§ **DATA RECORDS**:
■ ■ ■ ■ ■

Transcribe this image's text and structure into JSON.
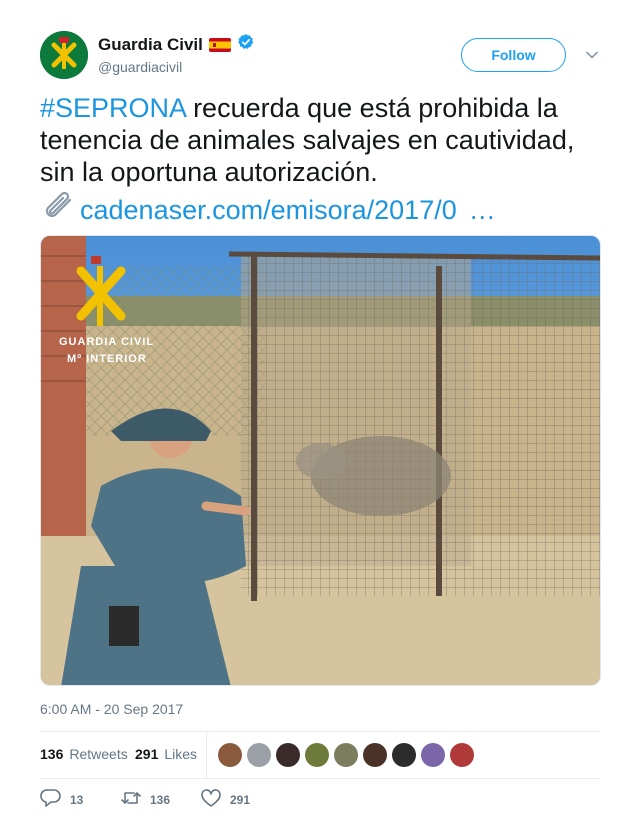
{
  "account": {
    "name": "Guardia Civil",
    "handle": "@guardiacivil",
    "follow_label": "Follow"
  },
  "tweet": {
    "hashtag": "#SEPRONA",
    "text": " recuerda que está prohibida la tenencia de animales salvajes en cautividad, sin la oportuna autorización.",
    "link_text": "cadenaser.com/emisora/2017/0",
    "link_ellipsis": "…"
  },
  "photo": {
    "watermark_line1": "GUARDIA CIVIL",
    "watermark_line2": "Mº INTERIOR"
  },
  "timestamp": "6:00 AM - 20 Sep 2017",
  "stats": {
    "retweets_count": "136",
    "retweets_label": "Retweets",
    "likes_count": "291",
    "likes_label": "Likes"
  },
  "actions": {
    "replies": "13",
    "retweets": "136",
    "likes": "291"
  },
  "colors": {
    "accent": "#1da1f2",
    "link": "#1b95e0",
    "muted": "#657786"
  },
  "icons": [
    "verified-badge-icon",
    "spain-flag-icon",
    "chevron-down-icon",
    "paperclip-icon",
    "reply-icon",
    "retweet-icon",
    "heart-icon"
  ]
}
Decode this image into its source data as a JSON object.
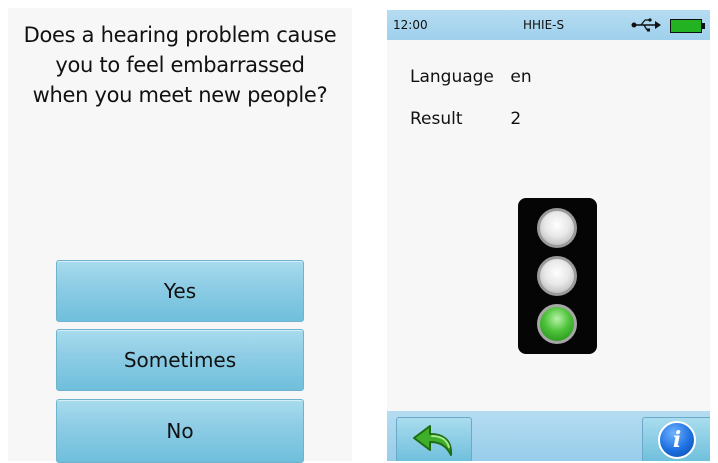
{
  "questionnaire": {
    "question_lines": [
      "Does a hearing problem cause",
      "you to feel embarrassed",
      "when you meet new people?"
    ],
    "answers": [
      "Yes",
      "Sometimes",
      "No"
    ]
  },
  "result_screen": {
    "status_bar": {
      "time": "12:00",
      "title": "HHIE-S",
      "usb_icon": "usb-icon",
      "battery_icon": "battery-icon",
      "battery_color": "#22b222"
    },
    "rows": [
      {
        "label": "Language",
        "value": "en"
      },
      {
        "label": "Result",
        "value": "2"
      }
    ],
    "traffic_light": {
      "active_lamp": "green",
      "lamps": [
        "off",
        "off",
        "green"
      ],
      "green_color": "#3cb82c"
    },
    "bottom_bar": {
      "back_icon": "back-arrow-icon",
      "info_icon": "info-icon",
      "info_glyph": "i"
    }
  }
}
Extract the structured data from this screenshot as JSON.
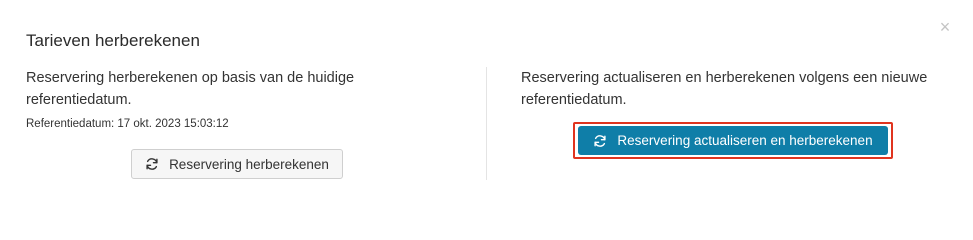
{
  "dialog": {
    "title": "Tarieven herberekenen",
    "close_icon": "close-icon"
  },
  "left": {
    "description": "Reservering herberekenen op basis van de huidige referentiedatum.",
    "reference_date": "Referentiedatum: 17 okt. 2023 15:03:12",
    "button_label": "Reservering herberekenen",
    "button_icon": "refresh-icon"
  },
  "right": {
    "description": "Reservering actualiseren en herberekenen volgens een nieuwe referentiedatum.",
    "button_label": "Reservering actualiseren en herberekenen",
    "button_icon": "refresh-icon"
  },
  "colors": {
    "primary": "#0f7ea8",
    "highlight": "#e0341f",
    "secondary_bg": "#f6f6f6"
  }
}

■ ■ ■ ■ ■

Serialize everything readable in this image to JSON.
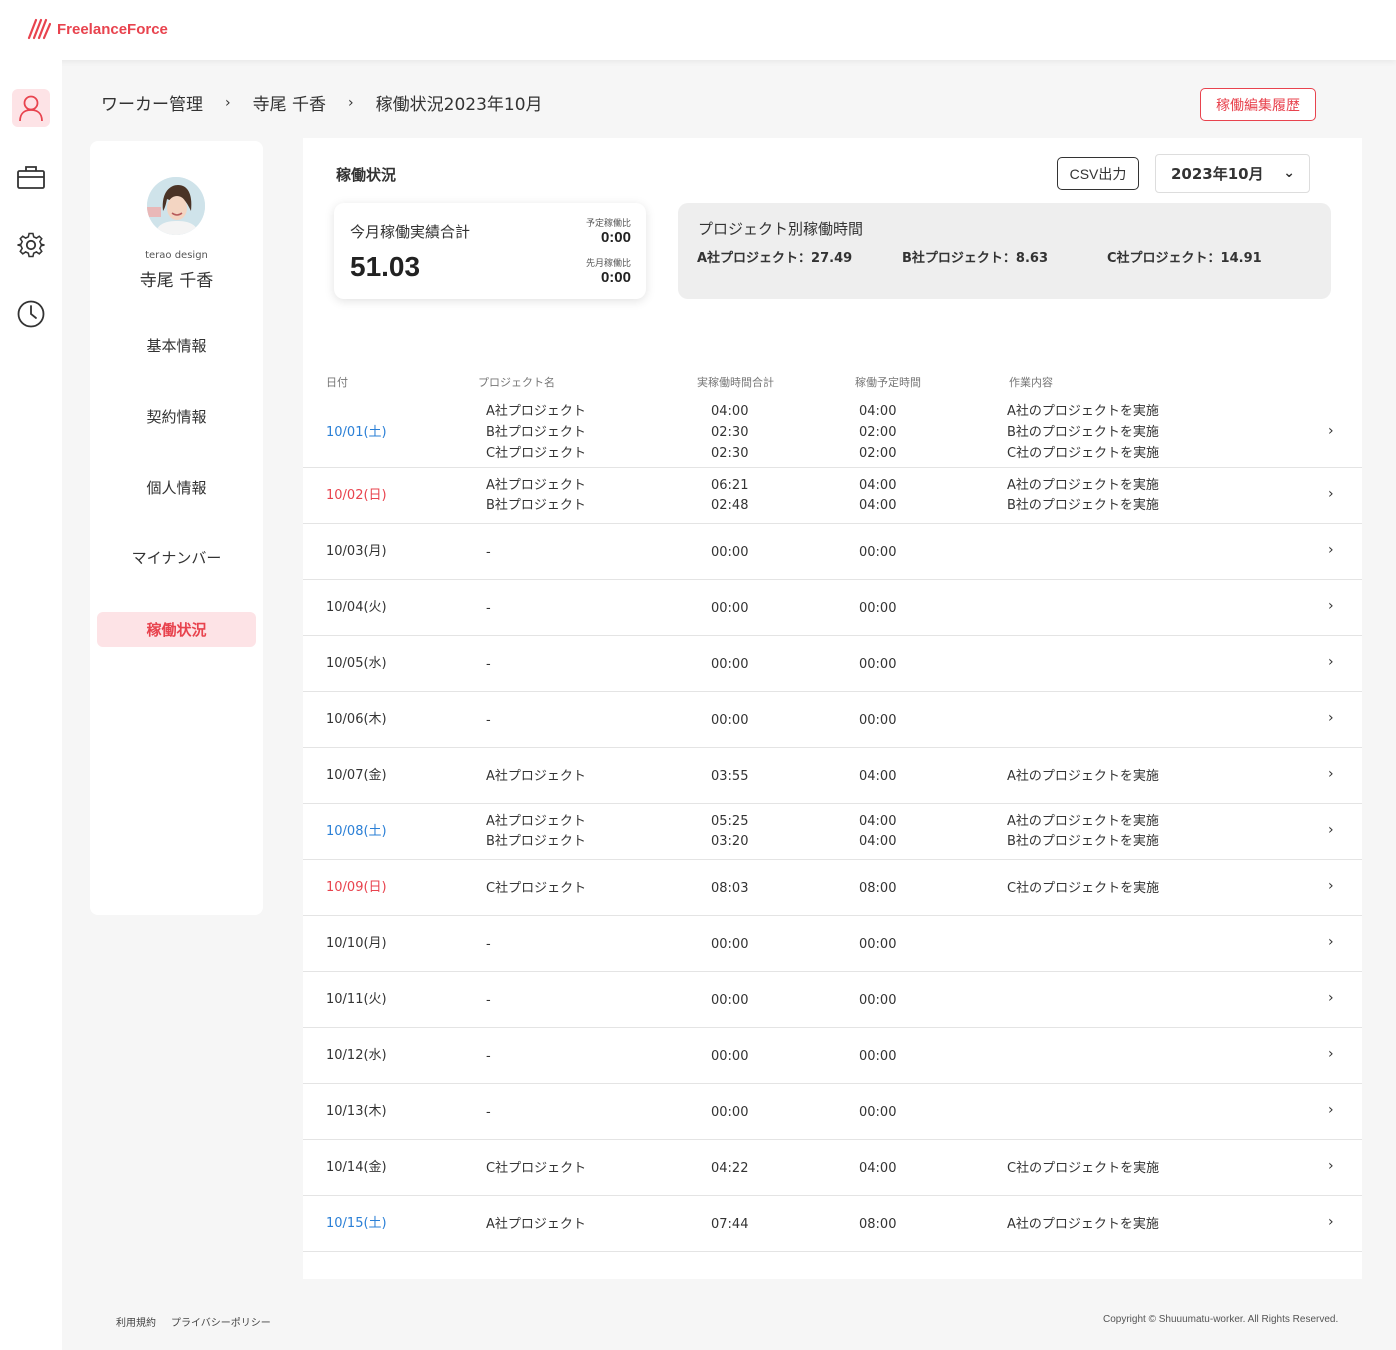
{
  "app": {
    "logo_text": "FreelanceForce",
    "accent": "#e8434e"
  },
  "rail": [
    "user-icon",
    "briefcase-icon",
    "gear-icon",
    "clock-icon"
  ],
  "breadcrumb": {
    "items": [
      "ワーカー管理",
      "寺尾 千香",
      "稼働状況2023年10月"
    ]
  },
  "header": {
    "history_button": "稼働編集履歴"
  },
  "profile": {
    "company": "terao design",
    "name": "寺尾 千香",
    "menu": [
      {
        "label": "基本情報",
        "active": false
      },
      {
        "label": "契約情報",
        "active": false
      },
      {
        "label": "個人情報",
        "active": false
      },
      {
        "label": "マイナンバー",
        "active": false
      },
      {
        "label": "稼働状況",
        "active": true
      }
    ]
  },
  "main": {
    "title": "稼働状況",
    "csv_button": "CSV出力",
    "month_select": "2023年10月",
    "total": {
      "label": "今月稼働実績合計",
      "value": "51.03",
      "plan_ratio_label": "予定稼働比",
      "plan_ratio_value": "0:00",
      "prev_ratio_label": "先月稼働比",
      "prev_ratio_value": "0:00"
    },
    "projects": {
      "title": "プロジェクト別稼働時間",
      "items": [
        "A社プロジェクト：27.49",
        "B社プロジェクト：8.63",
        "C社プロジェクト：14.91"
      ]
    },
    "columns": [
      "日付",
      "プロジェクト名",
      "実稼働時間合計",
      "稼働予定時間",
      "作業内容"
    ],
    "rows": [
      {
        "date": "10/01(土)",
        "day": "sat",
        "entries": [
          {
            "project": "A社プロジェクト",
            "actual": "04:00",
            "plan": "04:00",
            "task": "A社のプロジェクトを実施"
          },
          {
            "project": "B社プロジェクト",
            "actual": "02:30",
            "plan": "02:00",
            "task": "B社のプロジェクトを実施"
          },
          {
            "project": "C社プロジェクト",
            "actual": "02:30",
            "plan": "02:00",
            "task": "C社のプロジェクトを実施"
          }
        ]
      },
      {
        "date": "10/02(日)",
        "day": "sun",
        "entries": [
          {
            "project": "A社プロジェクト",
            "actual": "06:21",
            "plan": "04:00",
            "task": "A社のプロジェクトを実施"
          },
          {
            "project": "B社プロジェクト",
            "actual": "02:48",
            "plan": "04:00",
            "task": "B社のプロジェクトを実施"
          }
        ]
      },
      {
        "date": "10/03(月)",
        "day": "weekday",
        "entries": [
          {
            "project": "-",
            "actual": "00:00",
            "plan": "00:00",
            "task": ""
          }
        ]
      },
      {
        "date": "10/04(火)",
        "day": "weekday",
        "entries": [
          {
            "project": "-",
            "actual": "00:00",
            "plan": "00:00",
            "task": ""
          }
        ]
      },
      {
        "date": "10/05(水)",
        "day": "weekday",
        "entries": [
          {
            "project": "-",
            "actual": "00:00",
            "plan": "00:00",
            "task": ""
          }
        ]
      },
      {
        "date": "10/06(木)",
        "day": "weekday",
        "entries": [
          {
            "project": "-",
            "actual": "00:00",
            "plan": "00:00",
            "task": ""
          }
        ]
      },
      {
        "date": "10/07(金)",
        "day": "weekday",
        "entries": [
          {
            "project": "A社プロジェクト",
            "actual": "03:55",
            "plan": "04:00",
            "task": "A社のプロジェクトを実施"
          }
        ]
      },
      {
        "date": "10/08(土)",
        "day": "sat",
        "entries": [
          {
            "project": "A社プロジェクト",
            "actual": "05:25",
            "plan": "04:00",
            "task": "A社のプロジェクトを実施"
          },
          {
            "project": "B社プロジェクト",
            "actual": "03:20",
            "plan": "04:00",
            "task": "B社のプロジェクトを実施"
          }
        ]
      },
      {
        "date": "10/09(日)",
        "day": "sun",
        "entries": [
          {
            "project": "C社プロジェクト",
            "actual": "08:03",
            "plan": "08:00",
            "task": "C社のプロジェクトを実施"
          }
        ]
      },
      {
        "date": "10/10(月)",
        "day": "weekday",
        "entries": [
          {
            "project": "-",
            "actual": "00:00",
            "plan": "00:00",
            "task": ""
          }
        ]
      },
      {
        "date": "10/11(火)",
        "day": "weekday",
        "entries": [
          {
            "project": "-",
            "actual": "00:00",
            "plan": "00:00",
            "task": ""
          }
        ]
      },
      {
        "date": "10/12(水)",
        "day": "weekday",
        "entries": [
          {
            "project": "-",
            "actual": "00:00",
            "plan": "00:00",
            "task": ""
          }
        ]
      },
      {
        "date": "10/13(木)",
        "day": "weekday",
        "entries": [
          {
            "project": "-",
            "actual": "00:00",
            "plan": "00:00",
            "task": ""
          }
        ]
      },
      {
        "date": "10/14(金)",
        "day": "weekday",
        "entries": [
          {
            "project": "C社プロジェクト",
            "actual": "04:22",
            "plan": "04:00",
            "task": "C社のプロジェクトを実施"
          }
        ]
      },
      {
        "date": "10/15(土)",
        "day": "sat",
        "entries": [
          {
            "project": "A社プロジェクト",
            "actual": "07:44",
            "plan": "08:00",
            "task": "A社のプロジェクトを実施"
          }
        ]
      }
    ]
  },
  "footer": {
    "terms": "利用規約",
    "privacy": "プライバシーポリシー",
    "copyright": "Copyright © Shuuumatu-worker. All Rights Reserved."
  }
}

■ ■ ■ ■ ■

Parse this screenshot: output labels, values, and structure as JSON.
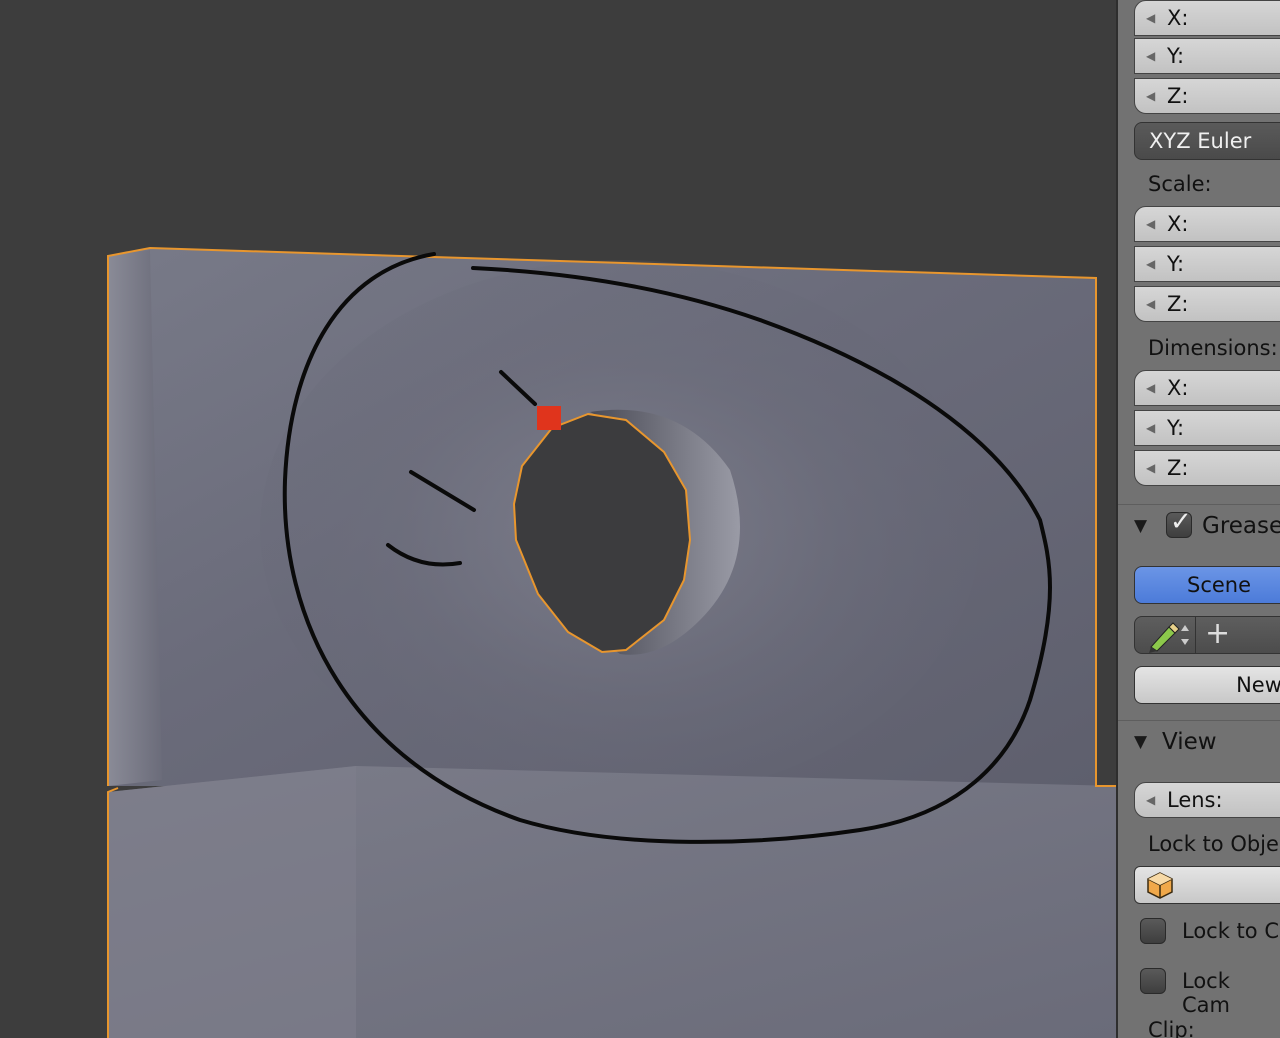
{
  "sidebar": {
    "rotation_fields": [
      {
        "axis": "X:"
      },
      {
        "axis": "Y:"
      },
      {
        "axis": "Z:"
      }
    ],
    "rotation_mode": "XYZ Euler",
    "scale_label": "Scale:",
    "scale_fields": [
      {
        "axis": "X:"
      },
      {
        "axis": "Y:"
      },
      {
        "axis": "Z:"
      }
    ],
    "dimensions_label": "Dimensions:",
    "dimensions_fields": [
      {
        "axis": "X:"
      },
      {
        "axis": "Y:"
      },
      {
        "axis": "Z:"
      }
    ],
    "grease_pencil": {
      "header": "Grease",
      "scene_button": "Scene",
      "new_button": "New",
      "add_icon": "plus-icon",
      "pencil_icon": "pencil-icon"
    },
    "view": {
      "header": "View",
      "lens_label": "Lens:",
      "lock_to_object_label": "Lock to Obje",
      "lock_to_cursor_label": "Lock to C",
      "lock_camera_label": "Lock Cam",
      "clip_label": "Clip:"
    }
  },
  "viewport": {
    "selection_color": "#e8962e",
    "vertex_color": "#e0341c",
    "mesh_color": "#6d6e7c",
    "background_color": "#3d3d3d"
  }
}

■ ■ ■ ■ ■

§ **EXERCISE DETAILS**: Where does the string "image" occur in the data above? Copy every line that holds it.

§ **RESPONSE TO THE EXERCISE**:
Transcribe this image's text and structure into JSON.
Decode this image into its source data as a JSON object.
Serialize everything readable in this image to JSON.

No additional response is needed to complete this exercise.